Recall Luke’s diner: this is the central meeting place in the series where Luke and Lorelai build their friendship and love. Drinking some good coffee is the perfect excuse for Lorelai to visit Luke’s diner again and again and again. Without coffee, the relationship crumbles. At various moments throughout the series when the two have a short fallout and Lorelai avoids the diner, she has to look for coffee elsewhere, at places like Weston’s Bakery. Alas, she feels misunderstood and the coffee doesn’t taste as good. Weston’s Bakery is indeed where, in season 5 episode 15, Lorelai says “Coffee, coffee, coffee!” and gets back three cups of coffee. In season 7 episode 11, she tries to order some peppermint coffee the day after Christmas, and all she gets back is “Christmas is over.” Still, nothing can replace Luke’s diner. On some level, Lorelai’s love for coffee is a reflection of her love for Luke. 

 In Gilmore Girls, coffee plays a crucial role beyond just romantic relationships; the very central mother-daughter bond between Lorelai and Rory lies in their coffee addiction. In the pilot episode, they get together at Luke’s diner (again!) to share a cup or two of coffee first and then chat.
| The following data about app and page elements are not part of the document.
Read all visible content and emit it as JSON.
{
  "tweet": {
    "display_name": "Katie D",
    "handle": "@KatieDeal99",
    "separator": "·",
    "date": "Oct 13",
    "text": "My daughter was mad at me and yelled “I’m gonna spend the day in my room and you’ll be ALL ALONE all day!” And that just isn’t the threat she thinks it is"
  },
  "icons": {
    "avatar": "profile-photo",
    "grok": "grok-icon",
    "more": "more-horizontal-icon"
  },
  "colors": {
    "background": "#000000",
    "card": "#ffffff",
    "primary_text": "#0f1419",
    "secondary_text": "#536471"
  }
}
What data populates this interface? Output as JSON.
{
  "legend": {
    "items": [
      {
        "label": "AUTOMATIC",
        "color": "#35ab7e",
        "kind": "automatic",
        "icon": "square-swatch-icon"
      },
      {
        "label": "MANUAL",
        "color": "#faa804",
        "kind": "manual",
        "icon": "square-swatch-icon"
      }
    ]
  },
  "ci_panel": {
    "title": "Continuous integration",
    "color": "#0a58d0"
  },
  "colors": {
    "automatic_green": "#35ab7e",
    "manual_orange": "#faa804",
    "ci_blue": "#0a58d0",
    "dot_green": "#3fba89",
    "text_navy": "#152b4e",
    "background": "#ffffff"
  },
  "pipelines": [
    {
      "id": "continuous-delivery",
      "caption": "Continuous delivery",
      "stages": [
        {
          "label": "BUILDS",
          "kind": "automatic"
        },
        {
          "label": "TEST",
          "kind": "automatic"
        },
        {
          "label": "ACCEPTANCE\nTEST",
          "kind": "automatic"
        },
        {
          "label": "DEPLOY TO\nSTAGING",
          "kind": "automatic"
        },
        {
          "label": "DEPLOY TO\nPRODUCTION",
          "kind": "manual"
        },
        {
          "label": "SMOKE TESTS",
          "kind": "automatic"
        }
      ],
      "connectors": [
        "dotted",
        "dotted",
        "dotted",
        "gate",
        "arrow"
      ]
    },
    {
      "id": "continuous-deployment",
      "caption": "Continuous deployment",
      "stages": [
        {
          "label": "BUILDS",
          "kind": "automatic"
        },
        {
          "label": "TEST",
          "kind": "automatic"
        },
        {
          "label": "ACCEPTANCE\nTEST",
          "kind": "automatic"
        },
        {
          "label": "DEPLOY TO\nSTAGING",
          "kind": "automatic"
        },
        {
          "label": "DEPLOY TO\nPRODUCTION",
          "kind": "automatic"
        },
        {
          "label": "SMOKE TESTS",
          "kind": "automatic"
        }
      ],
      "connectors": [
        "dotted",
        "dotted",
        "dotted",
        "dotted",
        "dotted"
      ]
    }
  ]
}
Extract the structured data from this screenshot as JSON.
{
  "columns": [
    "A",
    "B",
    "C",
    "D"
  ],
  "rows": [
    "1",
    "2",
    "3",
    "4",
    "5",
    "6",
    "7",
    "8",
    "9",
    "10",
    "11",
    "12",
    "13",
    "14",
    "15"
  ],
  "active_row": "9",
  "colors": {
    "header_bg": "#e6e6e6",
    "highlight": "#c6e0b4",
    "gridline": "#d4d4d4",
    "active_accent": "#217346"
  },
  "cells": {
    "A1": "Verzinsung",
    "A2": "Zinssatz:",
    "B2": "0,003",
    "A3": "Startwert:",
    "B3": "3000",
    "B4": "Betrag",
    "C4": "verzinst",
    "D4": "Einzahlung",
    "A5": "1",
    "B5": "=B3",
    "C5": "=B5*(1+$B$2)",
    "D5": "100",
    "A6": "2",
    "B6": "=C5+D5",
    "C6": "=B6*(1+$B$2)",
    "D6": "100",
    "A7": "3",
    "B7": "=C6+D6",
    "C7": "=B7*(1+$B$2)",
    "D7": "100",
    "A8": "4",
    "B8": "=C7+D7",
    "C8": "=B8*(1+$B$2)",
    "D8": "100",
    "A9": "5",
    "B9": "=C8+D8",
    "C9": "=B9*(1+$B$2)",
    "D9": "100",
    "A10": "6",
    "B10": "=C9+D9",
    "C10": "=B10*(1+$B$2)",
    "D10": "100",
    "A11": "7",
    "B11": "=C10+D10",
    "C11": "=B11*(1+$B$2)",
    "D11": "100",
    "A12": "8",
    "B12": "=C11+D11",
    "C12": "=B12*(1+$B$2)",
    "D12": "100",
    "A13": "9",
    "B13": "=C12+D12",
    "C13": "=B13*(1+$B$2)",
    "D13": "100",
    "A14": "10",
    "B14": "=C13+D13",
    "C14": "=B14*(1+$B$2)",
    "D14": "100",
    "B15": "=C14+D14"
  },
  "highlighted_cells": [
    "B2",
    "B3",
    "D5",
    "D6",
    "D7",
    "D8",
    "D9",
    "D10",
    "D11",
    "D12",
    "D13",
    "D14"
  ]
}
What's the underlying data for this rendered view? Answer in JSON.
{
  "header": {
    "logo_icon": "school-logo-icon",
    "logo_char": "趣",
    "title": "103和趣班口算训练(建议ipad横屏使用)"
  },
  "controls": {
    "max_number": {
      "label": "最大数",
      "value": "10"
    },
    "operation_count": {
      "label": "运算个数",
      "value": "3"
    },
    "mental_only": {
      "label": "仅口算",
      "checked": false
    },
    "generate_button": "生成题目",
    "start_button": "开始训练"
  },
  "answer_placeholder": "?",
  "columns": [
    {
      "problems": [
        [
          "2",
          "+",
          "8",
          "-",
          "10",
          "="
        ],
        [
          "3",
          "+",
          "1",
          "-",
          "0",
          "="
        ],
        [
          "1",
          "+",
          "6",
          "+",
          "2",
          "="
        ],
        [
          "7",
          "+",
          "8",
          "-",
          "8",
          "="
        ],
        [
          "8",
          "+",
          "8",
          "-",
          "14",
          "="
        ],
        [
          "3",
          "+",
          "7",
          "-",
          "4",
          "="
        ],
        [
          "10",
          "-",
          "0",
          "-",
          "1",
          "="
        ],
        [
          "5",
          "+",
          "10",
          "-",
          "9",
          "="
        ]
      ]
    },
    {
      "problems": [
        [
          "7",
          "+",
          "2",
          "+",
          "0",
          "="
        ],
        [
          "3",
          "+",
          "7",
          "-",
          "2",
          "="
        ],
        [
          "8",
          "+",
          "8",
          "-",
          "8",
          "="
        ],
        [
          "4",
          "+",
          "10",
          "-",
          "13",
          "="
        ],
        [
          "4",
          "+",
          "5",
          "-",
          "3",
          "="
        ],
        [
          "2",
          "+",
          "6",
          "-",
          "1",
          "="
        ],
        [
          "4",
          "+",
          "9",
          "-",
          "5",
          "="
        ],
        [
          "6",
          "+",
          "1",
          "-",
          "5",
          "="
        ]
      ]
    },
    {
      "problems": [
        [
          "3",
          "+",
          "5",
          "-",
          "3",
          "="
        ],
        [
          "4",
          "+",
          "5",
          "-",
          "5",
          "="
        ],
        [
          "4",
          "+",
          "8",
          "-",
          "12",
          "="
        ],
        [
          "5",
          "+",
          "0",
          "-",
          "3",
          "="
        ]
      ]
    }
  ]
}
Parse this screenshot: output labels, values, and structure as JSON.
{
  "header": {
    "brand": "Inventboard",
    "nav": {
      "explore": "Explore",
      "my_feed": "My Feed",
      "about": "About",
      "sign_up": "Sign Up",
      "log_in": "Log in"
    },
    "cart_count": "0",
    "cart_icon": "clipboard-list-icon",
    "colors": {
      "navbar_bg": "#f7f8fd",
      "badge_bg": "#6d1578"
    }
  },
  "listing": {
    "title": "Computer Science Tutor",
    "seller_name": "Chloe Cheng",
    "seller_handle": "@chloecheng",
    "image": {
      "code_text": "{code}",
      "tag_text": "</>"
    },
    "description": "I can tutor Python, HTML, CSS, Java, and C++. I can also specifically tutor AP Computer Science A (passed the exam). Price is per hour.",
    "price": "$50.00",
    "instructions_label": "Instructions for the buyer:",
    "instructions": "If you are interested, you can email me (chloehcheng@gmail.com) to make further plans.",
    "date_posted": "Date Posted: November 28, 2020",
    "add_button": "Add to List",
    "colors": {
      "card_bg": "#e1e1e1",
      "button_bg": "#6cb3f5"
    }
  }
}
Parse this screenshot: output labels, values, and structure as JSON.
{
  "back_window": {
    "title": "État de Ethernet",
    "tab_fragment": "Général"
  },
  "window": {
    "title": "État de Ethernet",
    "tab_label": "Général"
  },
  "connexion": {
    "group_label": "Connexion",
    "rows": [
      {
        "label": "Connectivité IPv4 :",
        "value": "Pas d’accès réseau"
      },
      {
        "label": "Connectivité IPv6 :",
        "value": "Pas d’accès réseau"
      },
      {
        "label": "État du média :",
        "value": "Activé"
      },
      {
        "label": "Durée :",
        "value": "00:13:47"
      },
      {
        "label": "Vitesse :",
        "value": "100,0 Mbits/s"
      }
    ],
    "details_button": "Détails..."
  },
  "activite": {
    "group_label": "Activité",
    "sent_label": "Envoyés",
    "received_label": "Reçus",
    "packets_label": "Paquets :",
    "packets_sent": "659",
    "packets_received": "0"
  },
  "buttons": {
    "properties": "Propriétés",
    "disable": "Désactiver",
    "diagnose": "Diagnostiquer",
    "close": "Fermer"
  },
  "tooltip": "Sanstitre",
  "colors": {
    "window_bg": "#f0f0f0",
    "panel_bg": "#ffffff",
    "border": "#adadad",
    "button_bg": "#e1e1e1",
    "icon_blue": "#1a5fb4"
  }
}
It is no coincidence that the scene worked so well that it was reproduced extensively throughout the series as a moment of intimacy between mother and daughter. Rory and Lorelai’s shared cups of coffee appear as moments of telling life experiences, secrets, projects, and dreams. The use of coffee as the element that brings them together is so ubiquitous that when Rory and Lorelai grow apart after Rory leaves for college, most of the scenes where they reunite to share their feelings take place over a cup of coffee.

Coffee is not only drunk in pairs. Lorelai often turns to coffee at any moment she’s having a hard time. She always drinks coffee before going to her parents’ Friday dinners, as if it helps her prepare for the expected feuds and estrangement. So, once again, coffee showcases its power to unite in a very surprising way. 

A strong poetic statement of Gilmore Girls is how coffee is not simply an object or drink that decorates Lorelai and Rory’s story. As if Francis Ponge, the French writer famous for his use of metaphors, was plagiarizing by anticipation Amy Sherman-Palladino, the Gilmore Girls’ creator, coffee is a metaphor. Beyond, and perhaps thanks to, its simplicity, coffee means characters being together, getting to know each other, and falling in love. Without coffee, these relationships and their possibilities wouldn’t be possible. Coffee creates a bond to be formed and nurtured, making it one of the building blocks upon which characters in Gilmore Girls evolve through . 

One alternative way to think of coffee as more of a symbol than as an object resides in the way coffee is represented in the series. In real life, Alexis Bledel, who plays Rory Gilmore, dislikes coffee. There is a moment in season 2, episode 21, “Lorelai’s Graduation Day,” where Rory is making coffee with a French Press. She pours cold water onto the coffee in the French Press, waits a few seconds, and presses the plunger down as if — in such a short amount of time, with the cold water — the coffee was brewed. For someone who is supposed to be a coffee expert, it is quite an amateur move. And more likely if Amy Sherman-Palladino cared about a naturalistic or realistic representation of coffee, we would observe more care in the techniques, the aspect, the precise vocabulary of coffee making and coffee tasting. But I believe this is not what coffee is about in Gilmore Girls. What matters is to drink coffee, and who you drink it with.